If you have never travelled by train, I recommend that you consider it as an alternative to air or vehicle travel. Not only does the time/distance equation afford you ample “time” to read, pontificate, and discuss solutions to most of the world’s problems, it is remarkably more-relaxing. Your speed of travel can range from 20-mph to 140-mph, track condition and environmental factors dependent. You have two 120-VAC outlets available per two-seat arrangement on each side of a central aisle. The overhead “bins” are about four times the size of those on an airplane. You can recline your seat dramatically more, and you can walk the length of the train (minus the engine cars). The only detractors that I could discover in the course of four distinct legs is the food is not much better than airline food (but you can choose from a selection), lavatories are still disturbingly “not clean,” and you are still confined in a speeding tube of metal.
That said, the time carved out of my “available” bank surrounding the transit to/from Syracuse University provided a much-needed respite to assess where I need to go in my studies. Thankfully, my work provides a position of protection since my schooling is paid for by scholarship through another agency. In seventeen years of active duty, I have come to develop a workaholic approach to all of my professional endeavors. I have never been “just a student” even while taking evening and distance classes for my MBA. I have always remained engaged with work conversation, automated messaging services, and professional news feeds. This new approach to focusing on reading, writing, and researching will have to become my daily routine, driving every facet of my schedule. I know it will not be easy, but merely different.

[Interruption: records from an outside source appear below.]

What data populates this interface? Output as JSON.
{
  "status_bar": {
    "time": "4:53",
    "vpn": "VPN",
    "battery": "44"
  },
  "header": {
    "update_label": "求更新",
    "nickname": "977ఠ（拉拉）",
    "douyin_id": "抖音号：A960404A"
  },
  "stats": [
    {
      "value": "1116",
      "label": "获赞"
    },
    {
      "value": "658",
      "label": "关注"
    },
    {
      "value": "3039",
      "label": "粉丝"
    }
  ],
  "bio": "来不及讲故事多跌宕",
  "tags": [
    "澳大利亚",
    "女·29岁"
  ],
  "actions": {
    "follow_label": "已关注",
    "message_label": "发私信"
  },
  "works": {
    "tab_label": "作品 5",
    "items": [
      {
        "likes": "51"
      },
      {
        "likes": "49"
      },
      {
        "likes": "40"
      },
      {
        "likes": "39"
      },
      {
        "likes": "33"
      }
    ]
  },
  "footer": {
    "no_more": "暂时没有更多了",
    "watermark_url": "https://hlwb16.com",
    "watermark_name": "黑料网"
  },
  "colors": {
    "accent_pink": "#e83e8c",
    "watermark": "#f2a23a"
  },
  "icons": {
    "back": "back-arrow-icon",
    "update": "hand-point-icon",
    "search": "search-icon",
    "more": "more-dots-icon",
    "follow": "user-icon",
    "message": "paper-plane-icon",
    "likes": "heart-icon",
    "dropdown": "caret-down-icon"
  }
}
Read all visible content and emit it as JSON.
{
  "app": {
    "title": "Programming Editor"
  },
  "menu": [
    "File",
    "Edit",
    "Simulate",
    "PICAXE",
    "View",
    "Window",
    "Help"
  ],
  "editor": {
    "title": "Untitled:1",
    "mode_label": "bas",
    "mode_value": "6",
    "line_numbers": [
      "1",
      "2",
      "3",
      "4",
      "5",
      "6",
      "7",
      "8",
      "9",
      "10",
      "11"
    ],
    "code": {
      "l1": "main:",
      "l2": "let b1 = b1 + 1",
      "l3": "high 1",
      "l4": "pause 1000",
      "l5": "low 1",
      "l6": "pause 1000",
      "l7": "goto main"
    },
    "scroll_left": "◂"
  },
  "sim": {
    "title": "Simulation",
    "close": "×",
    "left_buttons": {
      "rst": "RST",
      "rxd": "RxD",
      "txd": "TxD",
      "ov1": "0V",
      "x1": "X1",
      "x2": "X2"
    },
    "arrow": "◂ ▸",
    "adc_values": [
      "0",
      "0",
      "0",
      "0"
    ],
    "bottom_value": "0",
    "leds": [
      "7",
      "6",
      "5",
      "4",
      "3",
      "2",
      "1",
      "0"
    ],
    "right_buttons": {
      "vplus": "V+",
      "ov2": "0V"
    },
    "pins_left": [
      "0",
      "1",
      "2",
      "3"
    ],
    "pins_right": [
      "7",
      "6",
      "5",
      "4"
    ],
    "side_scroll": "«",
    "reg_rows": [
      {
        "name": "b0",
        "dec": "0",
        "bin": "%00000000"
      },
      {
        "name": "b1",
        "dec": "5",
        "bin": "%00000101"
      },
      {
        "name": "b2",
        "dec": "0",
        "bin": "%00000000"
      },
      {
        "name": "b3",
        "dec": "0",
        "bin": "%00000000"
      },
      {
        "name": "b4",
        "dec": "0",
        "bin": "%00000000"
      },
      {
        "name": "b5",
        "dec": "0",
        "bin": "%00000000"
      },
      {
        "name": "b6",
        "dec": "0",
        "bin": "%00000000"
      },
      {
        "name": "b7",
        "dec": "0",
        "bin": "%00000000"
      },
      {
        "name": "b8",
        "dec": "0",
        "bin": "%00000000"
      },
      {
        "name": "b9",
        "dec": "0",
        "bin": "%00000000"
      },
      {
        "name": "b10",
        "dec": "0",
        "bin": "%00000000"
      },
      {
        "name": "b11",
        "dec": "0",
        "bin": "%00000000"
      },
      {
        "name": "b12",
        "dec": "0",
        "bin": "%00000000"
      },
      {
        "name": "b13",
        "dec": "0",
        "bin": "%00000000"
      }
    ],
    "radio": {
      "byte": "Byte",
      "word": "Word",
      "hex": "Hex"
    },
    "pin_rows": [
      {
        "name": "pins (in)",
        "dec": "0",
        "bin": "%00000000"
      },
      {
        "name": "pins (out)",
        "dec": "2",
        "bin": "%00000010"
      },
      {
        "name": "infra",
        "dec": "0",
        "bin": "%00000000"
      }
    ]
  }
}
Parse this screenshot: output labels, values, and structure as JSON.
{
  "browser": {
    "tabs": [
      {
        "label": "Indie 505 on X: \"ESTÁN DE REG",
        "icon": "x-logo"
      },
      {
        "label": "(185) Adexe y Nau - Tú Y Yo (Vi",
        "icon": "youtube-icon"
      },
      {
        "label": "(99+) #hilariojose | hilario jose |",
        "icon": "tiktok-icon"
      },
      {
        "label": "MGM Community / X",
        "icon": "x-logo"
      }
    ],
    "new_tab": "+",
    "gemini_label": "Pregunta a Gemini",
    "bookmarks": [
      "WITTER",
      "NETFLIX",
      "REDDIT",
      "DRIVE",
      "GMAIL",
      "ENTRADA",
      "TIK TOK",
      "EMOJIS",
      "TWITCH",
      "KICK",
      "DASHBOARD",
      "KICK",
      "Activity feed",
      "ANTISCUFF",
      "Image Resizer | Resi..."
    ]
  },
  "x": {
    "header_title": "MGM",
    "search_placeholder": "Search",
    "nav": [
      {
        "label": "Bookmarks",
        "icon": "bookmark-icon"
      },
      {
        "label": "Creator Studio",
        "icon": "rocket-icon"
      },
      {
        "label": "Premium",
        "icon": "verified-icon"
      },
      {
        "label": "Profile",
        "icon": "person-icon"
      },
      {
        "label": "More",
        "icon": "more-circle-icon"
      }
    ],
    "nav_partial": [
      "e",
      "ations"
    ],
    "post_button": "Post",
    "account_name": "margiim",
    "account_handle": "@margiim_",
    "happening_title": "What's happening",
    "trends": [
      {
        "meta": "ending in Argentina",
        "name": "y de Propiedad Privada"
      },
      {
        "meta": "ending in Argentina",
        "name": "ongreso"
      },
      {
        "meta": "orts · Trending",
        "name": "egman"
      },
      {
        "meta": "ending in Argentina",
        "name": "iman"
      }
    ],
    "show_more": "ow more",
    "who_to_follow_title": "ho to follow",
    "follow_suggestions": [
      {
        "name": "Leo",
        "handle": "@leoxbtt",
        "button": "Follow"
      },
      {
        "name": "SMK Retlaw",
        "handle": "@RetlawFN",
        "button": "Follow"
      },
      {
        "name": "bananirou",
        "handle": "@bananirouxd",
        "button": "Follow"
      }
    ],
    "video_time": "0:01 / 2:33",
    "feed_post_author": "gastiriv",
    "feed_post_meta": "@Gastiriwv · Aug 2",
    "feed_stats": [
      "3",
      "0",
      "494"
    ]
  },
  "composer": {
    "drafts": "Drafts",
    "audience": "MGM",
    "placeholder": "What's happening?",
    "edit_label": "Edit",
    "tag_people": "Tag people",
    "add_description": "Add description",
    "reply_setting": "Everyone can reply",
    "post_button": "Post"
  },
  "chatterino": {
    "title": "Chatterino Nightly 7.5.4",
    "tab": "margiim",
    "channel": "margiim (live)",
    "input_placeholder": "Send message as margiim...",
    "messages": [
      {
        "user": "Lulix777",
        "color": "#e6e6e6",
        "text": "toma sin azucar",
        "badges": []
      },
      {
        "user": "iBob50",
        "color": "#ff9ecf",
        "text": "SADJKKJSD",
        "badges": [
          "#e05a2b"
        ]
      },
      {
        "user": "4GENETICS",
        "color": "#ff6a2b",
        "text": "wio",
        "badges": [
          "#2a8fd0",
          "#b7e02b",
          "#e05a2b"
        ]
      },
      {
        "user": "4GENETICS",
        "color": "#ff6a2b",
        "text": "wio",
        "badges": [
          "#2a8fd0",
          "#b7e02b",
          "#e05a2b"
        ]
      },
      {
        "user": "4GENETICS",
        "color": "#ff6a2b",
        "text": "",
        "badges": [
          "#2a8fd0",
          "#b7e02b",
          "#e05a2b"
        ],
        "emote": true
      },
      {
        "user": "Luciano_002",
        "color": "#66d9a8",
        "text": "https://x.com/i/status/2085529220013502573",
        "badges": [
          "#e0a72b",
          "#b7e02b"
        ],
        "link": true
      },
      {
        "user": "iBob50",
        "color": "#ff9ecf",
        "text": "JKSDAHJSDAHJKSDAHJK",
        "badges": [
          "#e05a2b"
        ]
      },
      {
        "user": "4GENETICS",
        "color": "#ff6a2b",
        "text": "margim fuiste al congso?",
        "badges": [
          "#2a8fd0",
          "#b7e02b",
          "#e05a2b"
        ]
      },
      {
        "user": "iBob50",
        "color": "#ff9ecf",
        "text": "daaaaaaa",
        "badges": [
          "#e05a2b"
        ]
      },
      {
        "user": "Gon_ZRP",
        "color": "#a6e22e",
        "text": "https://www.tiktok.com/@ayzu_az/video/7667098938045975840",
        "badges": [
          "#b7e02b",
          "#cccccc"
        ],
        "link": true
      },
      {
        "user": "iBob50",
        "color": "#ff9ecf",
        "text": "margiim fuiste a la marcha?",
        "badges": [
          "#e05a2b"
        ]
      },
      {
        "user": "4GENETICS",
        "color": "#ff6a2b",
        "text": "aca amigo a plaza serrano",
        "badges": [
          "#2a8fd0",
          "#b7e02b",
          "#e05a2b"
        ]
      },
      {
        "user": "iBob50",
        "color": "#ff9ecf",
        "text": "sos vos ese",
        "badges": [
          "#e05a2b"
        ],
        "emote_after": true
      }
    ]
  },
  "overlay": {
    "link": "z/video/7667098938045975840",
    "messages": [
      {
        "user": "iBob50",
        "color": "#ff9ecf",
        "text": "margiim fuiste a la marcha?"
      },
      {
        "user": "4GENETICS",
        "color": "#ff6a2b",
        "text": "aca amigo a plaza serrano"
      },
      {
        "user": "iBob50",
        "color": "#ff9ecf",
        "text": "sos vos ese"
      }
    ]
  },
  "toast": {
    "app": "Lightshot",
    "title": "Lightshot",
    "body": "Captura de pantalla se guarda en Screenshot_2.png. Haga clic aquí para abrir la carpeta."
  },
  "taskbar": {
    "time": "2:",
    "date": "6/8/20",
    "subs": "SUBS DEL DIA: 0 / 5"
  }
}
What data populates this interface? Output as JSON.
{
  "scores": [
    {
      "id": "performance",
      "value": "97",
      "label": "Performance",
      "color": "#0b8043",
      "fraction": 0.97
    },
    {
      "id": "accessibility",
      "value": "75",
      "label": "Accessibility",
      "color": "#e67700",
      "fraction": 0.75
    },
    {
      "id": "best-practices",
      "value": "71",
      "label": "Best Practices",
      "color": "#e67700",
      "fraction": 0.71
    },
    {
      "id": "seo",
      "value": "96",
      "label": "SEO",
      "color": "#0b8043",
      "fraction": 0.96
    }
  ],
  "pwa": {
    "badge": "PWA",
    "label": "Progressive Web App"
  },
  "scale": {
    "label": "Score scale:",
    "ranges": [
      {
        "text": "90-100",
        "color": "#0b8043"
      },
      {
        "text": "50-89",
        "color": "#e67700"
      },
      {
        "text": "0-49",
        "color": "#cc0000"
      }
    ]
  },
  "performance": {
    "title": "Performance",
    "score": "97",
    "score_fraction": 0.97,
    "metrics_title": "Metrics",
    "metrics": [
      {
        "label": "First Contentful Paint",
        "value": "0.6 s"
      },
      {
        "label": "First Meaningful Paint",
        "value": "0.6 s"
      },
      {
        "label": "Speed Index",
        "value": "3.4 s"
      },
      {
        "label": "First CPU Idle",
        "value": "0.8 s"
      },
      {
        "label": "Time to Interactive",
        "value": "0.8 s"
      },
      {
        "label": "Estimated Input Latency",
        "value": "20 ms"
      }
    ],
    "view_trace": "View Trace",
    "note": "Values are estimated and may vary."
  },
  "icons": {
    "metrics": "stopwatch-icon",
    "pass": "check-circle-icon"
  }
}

As such, after this week’s schedule of prior commitments, I will be focusing on being a better STUDENT, with once-weekly attention given to pressing matters in the office. It is a unique position that my fellow cohort members are not given, but it is a necessary step to finding my path toward successful completion of this doctoral program. My inner hope is that it will allow me to be a good example for the new cohort arriving in May 2012, a time for which I will advance to being an “upperclassman” in the program. Keeping that perspective in mind, I think back to those days at the Naval Academy when I would happily approach each day as an opportunity to excel and to live up to the expectation from the junior classes to be a better leader.
Seven months from now I will have the opportunity to relive that feeling; until then, it’s time to hit the books! Having not written a regular publication, I will keep to a minimum of once-weekly contributions to this journal. (If more entries occur, please don’t be alarmed; it is encouraged at this stage of the development process.)
In trying to turn words into action, this site is a genuine attempt to merge my professional and personal efforts at contributing to my doctoral student work with Syracuse University. I have previously worked in security-minded environments with nary an effort to “publicize” my efforts beyond the confines of my office or close individuals. However, with about 80-90% of information available from open sources, I see this move as a bold foray into the current world of collaborative efforts and sharing across domains.
I welcome constructive feedback from those in similar industries as well as other doctoral students and related academic persons. Feel free to guide me in the course of my studies over the coming months and years.